The ACLU’s Michele Moore is a comms professional with a 25-year track record of leadership that spans media relations, crisis communications, public affairs and brand marketing for nonprofits, government, Fortune 500 companies and academia.
Since November 2017, Moore has directed the ACLU’s public messaging in the wake of President Donald Trump’s election, helping position the organization to defend and preserve the individual rights and liberties guaranteed to every person by the constitution and laws of the United States.
What would your advice be for a young person entering PR in 2020?
Communications has evolved beyond stellar press coverage and social media engagement. A young PR professional should learn about different aspects of influencing audiences from branding, audience research, content strategies, and talent relations to events, production, emerging platforms and cultural trends.
Keep learning and never presume you know everything about an audience — even your own demographic.
What role should the industry play in government, society and business?
It feels like we have reached a tipping point. Technologies connect us faster while perpetuating echo chambers that amplify our own beliefs — creating more division and intolerance. There is less room for truthful conversations that discover the common ground in our humanity that lead to change.
Our industry is full of master storytellers. We operate across politics, business and culture.

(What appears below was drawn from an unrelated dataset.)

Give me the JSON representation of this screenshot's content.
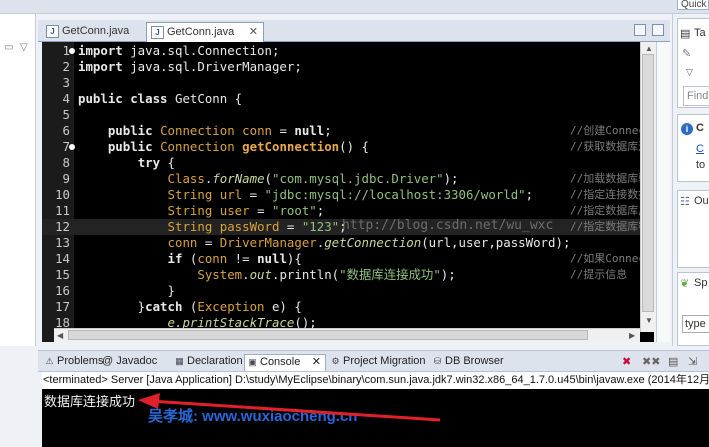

We can apply these same skills to create narratives that reinforce core human truths that connect us. PR pros can bridge these sectors for purposeful conversations and active solutions on everything from diversity and slowing climate change to economic opportunity.
How are the founding principles of PR relevant in today’s fast-moving and febrile communications environment?
The desire to change audiences’ perceptions about a person, company, product or institution is in the DNA of the PR person. The founding principles of PR are as relevant today as they have ever been. We’ve just magnified the number of platforms and vehicles where we have to communicate. It’s still compelling stories that cut through, emotionally resonate and, hopefully, influence audience attitudes and behaviors.
What is the role of PR in maintaining fundamental freedom and civil liberty?
Earned media is critical to how people understand what’s at stake in society and the incidents that threaten our civil liberties and rights everyday across the nation. PR is essential in helping connect journalists with the people, experts, data and facts that tell often heart-wrenching stories about what’s happening and what people can actually do to help protect our democracy.
What were the main lessons you learned in helping New Orleans recover from Hurricane Katrina?
Katrina was a tragedy and devastated this incredible, vibrant community that I had known and loved since the early ’90s. I became involved with a nonprofit, the Institute for Women and Ethnic Studies (IWES), which provided trauma-related mental health services to schoolchildren after the hurricane. Ten years after Katrina, IWES released a study about the effects of emotional trauma on children who were now teens.
I learned that with natural disasters, we tend to think of recovery as the physical rebuilding of cities, but not rebuilding the necessary healthcare systems to address the emotional turmoil survivors experience for decades — communities need both to truly recover.
How do you relax?
I play golf and love music, movies and dining with friends.
Which three people, living or dead, would you like to host at a dinner party?
Rev. Dr. Martin Luther King, Jr. because he was a prophet. Jesus Christ because he probably knows everything. Richard Pryor because he’d have so much to say to the other two guys.